Everything in the entries except the pictures should be repeated exactly.

++++

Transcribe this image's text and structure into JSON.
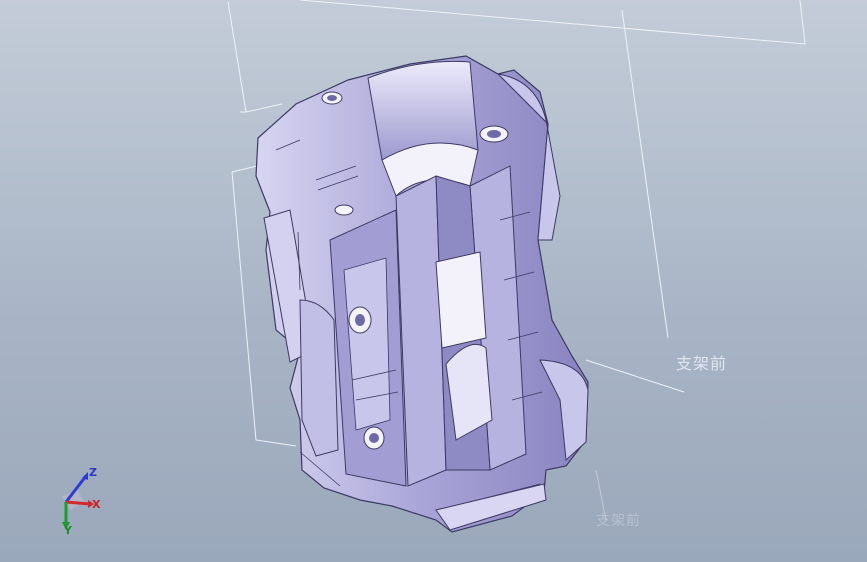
{
  "viewport": {
    "background_top": "#c3ccd8",
    "background_bottom": "#9aa8bb",
    "part_color": "#a8a4d6",
    "part_shadow": "#6e6aa6",
    "plane_line_color": "#eef2f7"
  },
  "planes": {
    "front_label": "支架前",
    "faded_label": "支架前"
  },
  "triad": {
    "x_label": "X",
    "y_label": "Y",
    "z_label": "Z",
    "x_color": "#d22a2a",
    "y_color": "#1f9a2e",
    "z_color": "#2f3bd6"
  }
}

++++

*SOLVED EXERCISE*
Transcribe this image's text and structure into JSON.
{
  "viewport": {
    "background_top": "#c3ccd8",
    "background_bottom": "#9aa8bb",
    "part_color": "#a8a4d6",
    "part_shadow": "#6e6aa6",
    "plane_line_color": "#eef2f7"
  },
  "planes": {
    "front_label": "支架前",
    "faded_label": "支架前"
  },
  "triad": {
    "x_label": "X",
    "y_label": "Y",
    "z_label": "Z",
    "x_color": "#d22a2a",
    "y_color": "#1f9a2e",
    "z_color": "#2f3bd6"
  }
}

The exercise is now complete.